A sudden, clinically important deviation from a resident’s baseline in physical, cognitive, behavioral, or functional domains. Without appropriate evaluation and interventions, clinically important changes could cause further injury or complication.

Recognition

Identify those at risk

Through knowledge of the resident’s medical history and the comprehensive therapy evaluation findings, it is important to be aware of residents that are at risk for an acute change of condition.

Recognizing a change

When a change is identified, it is extremely important to document symptoms accurately and completely and indicate that the change was communicated to the appropriate team member(s). It is important that you know and understand the method of communicating change in your care environment.

Examples of signs an acute change may be occurring:

·         Decline motivation ·         Decreased appetite
·         New or increased agitation ·         Changes in mood
·         Change in functional ability ·         New or worsening pain
·         New or worsening edema ·         New or worsening shortness of breath

Monitor Progress

Staff should closely monitor each resident that is being treated for an acute change in function and communicate regularly to ensure the condition is stabilizing, or if not improving as expected, additional medical evaluation should be requested.
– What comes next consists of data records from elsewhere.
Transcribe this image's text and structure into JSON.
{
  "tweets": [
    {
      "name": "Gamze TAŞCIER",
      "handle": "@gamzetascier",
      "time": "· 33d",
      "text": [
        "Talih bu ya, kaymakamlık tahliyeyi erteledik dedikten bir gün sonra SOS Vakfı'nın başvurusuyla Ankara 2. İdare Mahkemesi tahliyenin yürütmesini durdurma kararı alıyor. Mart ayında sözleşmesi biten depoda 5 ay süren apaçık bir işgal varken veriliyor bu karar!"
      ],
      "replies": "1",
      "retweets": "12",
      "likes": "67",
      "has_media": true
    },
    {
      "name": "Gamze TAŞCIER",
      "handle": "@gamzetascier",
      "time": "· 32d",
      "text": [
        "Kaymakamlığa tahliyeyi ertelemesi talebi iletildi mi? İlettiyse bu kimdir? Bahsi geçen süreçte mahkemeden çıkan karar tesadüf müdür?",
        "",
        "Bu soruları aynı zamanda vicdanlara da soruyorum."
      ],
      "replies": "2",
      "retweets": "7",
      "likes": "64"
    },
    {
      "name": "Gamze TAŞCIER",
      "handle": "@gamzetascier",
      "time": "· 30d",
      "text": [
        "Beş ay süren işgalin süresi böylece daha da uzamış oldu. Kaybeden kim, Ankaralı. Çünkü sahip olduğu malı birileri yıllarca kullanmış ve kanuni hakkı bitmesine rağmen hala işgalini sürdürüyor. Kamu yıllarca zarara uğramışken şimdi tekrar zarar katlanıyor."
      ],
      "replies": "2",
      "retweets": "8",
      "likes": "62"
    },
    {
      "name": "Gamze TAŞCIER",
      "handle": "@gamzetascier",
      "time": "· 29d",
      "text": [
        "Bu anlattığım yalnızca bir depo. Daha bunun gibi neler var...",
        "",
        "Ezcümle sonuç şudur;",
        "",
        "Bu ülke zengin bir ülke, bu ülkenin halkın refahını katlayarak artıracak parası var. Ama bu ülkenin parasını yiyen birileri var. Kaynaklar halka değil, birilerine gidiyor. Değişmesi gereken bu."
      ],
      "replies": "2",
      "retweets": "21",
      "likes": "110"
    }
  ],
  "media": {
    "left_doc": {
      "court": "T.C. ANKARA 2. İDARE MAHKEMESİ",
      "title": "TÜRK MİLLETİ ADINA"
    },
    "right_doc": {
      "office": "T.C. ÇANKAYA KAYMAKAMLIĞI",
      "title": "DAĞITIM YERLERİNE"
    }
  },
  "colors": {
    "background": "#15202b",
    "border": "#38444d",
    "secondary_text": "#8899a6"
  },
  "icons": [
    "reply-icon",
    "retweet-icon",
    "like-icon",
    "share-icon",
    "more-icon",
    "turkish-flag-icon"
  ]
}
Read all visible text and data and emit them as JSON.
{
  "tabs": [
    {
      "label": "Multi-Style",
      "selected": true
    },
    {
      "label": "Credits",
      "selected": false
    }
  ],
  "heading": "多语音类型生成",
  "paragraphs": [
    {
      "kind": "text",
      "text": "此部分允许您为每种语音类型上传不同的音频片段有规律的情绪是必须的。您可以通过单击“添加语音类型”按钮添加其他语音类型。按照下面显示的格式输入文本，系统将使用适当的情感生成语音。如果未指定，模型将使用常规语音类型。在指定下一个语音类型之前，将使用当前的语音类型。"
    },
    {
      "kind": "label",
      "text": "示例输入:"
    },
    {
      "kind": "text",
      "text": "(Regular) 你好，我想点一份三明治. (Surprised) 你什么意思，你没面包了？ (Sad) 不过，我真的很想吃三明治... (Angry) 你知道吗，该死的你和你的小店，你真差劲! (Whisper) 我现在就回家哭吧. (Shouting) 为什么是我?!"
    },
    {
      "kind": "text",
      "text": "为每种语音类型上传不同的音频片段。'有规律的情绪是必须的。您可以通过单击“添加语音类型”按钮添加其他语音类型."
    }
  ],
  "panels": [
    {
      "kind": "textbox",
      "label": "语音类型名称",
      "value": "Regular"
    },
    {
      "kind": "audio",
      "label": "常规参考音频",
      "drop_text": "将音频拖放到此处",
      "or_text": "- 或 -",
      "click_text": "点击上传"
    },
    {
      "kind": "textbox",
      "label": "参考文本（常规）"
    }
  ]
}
When clinically indicated, it may be necessary to hold the therapy treatment sessions pending additional medical evaluation.

Orthopedic Changes

Sign and symptoms of a joint dislocation may include:

·         Loss of motion ·         Pain during movement
·         Pain with weight bearing ·         Inability to bear weight
·         Numbness around the area ·         Tingling feeling
·         Visibly out of place or misshapen ·         Swelling or bruising

Signs and symptoms of a hip fracture or hip dislocation may include:

·         Severe pain in hip or groin ·         Inability to put weight on injured leg
·         Stiffness, bruising, or swelling in hip area ·         Shorter leg on the injured side
·         Injured leg externally rotated (turning   outward) ·         Inability to move immediately after a fall

Melissa Ward

Director of Clinical Services